Outside of “traditional” display advertising, brands are trying to really engage with consumers on Facebook, and it is not just through their brand fan pages. We profiled a few large brand advertisers in an analysis back in mid 2011, and we found that brands were getting a lot of mileage out of the news feed or profile pages. For example, for every 1 page view it got on their Facebook fan page, Starbucks got 156 impressions to fans and their friends through the news feed or profile pages – a new, measureable form of “word-of-mouth” advertising. These are just a couple of data points to exemplify the potential of this platform.
Within the local business space, we see that 15% of online local business searchers have used social networks to access information about local businesses. 72% of these searchers are more likely to use a local business if a connection recommends it, again speaking to the power of word-of-mouth advertising.
Q: How has consumer’s access of content changed of the last 2-3 years? Particularly in the purchase decision making process.
A: Consumers, by-and-large, use digital sources to gather information. That is not a new trend. What is new is the fact that consumers have more devices than ever before to use in their search for information. Over the last 2 years, the “classic” Internet population (computer users), while the biggest population of connected media users at 224 million (U.S), has increased just 5%. Compare that to the growth of the smartphone user population which has more than doubled over that time period. We can’t compare that to tablet growth since tablets are a relatively new device market entrant, but we all understand the tablet explosion that has occurred in the U.S. Now consider that connected device growth in the context of the wireless market – WiFi increasingly available, major investment by carriers to boost network speed, devices like personal hotspots that enable multi-device connectivity through one connection, and it is clear what has enabled skyrocketing consumer access to information.
On the topic of purchase decision making, naturally more consumer devices mean more touch points and more dispersed consumer behavior. Let’s pull out some examples from our recent study. Most notably, we found that mobile phone searchers are more likely than the average local business searcher to make a purchase following their search (24% more likely). That is further eclipsed by tablet users (49% more likely). These buyers make the decision to use these devices because these devices are accessible, easy to use, and with them when they need them. Connected device access is clearly a game changer. That being said, it is easy to forget that the computer is still the king! When we asked our respondents their primary online access method for local business information, over 80% still said computer/laptop browser.
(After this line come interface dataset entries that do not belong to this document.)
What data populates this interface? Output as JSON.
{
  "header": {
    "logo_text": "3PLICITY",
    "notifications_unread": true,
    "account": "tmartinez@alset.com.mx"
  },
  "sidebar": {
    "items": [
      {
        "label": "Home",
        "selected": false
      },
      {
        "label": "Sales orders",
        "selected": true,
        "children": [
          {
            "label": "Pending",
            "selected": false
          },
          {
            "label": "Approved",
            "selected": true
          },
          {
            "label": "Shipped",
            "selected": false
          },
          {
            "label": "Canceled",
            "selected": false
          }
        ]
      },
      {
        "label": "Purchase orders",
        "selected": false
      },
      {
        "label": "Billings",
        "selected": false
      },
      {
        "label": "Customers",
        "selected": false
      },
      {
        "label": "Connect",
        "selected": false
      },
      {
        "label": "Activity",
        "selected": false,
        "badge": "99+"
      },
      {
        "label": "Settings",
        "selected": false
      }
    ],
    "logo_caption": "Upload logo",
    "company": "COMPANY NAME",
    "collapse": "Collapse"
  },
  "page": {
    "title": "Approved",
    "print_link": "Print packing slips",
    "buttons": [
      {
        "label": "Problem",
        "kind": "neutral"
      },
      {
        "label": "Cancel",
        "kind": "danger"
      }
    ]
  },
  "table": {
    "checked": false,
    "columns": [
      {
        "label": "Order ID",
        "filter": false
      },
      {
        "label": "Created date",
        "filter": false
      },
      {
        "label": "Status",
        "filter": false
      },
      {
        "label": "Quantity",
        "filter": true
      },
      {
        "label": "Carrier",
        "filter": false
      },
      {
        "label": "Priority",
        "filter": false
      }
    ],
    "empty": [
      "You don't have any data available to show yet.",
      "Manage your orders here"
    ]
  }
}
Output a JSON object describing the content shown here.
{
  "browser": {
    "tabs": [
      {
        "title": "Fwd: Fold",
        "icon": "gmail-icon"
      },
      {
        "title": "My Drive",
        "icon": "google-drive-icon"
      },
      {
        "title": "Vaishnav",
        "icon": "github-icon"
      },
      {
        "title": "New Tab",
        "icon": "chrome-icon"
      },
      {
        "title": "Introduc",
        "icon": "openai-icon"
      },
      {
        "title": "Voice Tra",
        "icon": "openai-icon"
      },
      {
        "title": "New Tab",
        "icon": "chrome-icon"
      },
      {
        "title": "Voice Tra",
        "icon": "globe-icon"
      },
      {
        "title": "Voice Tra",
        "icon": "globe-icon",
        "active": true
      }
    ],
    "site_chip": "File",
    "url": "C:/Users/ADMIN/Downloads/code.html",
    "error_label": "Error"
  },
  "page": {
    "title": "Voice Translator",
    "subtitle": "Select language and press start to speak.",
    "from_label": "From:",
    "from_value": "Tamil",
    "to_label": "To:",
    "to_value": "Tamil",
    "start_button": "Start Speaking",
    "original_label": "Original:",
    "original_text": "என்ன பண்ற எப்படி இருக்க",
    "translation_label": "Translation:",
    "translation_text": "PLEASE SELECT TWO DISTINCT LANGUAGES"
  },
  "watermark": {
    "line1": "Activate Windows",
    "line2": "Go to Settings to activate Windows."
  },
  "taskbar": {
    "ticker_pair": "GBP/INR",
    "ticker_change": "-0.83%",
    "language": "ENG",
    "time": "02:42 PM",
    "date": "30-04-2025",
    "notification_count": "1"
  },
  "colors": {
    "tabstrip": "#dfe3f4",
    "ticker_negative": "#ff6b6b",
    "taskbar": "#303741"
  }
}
Senior Director of Telecommunications and Mobile Solutions for comScore